tar -czf <archive.tar.gz> <assignment_folder>
in the Jupyter terminal.
This methods however doesn’t work for some assignments in course 4, i.e. W2A1, W3A2 and W4A2. When I go to the terminal for these assignments this is what I see:
I suspect that this is because at that point I am not into the “standard” jupyter" kernel since for all other assignments this is the terminal I see (and where the archive command works):
Thus, does anybody know how to download all files from these assignments at once since doing it one file at a time is very tedious (there’s more than hundreds of files in the data folders for these assignments).
Those instructions are generic and it turns out they don’t cover the case in which the file tree contains linux symlinks which point outside the tree you are archiving. Some of the DLS assignments do have such symlinks. The way to cope with that is to add the “h” option on tar, which tells it to “chase” symlinks. So instead of “czf”, try “chzf”. Here’s a local thread which goes into more detail.
Also note that if you are a newbie with the linux shell, then this is not going to be easy. You need to know enough about how to explore a linux file system to figure out if the terminal window you get happens to have a relevant “current working directory”. Not all of them do, so you need to be able to “cd” around and find the right subdirectory containing the assignment files.
It worked well thank you!
I don’t mean to reintroduce a solved topic, but I don’t know how to get a terminal on the jupyter notebook we are using online. Like many people have mentioned, I am just trying to get the resnet50.h5 file which is symlinked to /tf-ro/W2A1/resnet50.h5 which I can see by running !ls -l in the browser online notebook. Like many people, I just want to be able to download the code so I can work on it and try different things out without messing with the original notebook.
There is now an easy way to download all the files associated with any assignment. See the FAQ Thread for the link.
In terms of getting a terminal, I can show some screenshots for how to do that, if you still care after seeing the download info above.
Hi, Paul. The “Lab Files” was exactly what I needed. Thanks a lot!
I do remain curious about how to get a terminal while running a notebook, so I would like you to show me how to that. Most queries I’ve googled show how to run the notebook from the terminal, which I already know. Again, Thanks.
If you click “File → Open” from any notebook, it takes you to this “file explorer” view:
If you click the “New” menu highlighted in the rectangle, you’ll get a menu that includes “Terminal” as one of the choices.
The one other caveat is that the current working directory you will have in that initial terminal may or may not have any relation to where the actual assignment files are in the file system tree of that particular Docker Image. For some mysterious reason, in some of the assignments, you end up in a home directory different than where the actual assignment files are. If you have the linux chops, you’ll recognize the significance of the following command, which is useful in that context:

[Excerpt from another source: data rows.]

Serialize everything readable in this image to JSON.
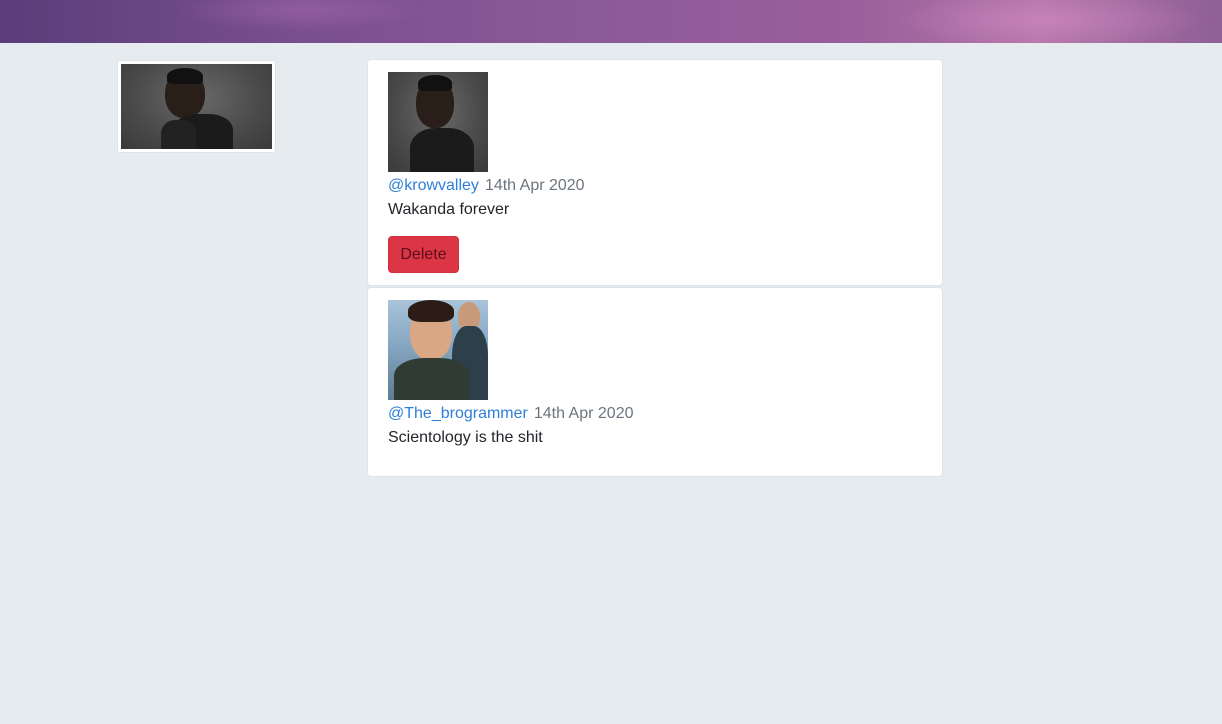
{
  "profile": {
    "avatar_icon": "user-photo"
  },
  "feed": {
    "posts": [
      {
        "handle": "@krowvalley",
        "date": "14th Apr 2020",
        "text": "Wakanda forever",
        "delete_label": "Delete"
      },
      {
        "handle": "@The_brogrammer",
        "date": "14th Apr 2020",
        "text": "Scientology is the shit"
      }
    ]
  }
}
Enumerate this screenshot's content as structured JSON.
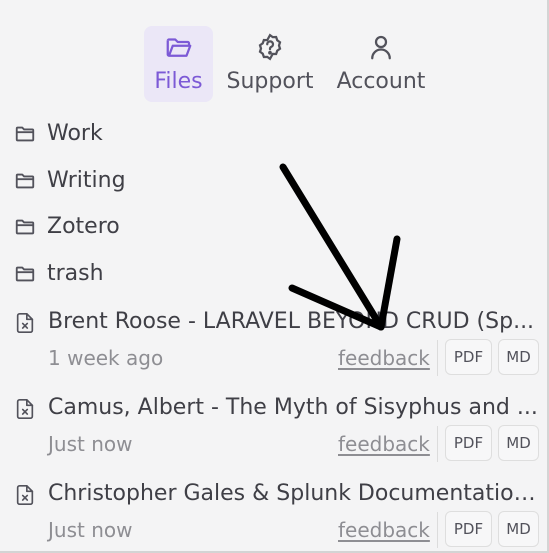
{
  "tabs": [
    {
      "label": "Files",
      "icon": "folder-open-icon",
      "active": true
    },
    {
      "label": "Support",
      "icon": "help-circle-icon",
      "active": false
    },
    {
      "label": "Account",
      "icon": "user-icon",
      "active": false
    }
  ],
  "folders": [
    {
      "name": "Work",
      "icon": "folder-icon"
    },
    {
      "name": "Writing",
      "icon": "folder-icon"
    },
    {
      "name": "Zotero",
      "icon": "folder-icon"
    },
    {
      "name": "trash",
      "icon": "folder-icon"
    }
  ],
  "files": [
    {
      "name": "Brent Roose - LARAVEL BEYOND CRUD (Sp...",
      "time": "1 week ago",
      "feedback": "feedback",
      "pdf": "PDF",
      "md": "MD",
      "icon": "file-x-icon"
    },
    {
      "name": "Camus, Albert - The Myth of Sisyphus and ...",
      "time": "Just now",
      "feedback": "feedback",
      "pdf": "PDF",
      "md": "MD",
      "icon": "file-x-icon"
    },
    {
      "name": "Christopher Gales & Splunk Documentation ...",
      "time": "Just now",
      "feedback": "feedback",
      "pdf": "PDF",
      "md": "MD",
      "icon": "file-x-icon"
    }
  ],
  "colors": {
    "accent": "#7c5ad6",
    "accent_bg": "#ebe7f7",
    "panel_bg": "#f4f4f5",
    "text": "#3f3f46",
    "muted": "#8e8e93",
    "annotation_arrow": "#000000"
  }
}
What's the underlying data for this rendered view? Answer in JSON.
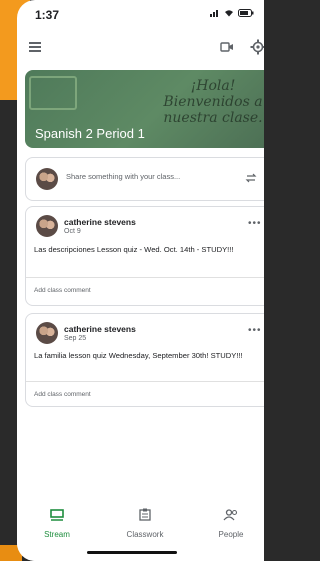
{
  "status_bar": {
    "time": "1:37"
  },
  "course": {
    "title": "Spanish 2 Period 1",
    "banner_text": "¡Hola! Bienvenidos a nuestra clase."
  },
  "share": {
    "placeholder": "Share something with your class..."
  },
  "posts": [
    {
      "author": "catherine stevens",
      "date": "Oct 9",
      "text": "Las descripciones Lesson quiz - Wed. Oct. 14th - STUDY!!!",
      "comment_placeholder": "Add class comment"
    },
    {
      "author": "catherine stevens",
      "date": "Sep 25",
      "text": "La familia lesson quiz Wednesday, September 30th! STUDY!!!",
      "comment_placeholder": "Add class comment"
    }
  ],
  "nav": {
    "items": [
      {
        "label": "Stream"
      },
      {
        "label": "Classwork"
      },
      {
        "label": "People"
      }
    ]
  },
  "colors": {
    "accent": "#1e8e3e",
    "banner": "#5e8a64"
  },
  "icons": [
    "menu-icon",
    "video-icon",
    "gear-icon",
    "repost-icon",
    "more-icon",
    "stream-icon",
    "classwork-icon",
    "people-icon"
  ]
}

find / -name "*.ipynb"
Hey, Paul. That worked! I am an old-school command line guy, so just being able to see the directory structure and files will be really helpful. I was able to find my notebook just as you described. Thats a lot!
Indeed, the shell is a “happy place” for me as well. I remember learning Unix back in the early 1980s and being amazed at how much you can accomplish with the various commands and by using pipelines. That was long before linux was even a gleam in Linus’s eye!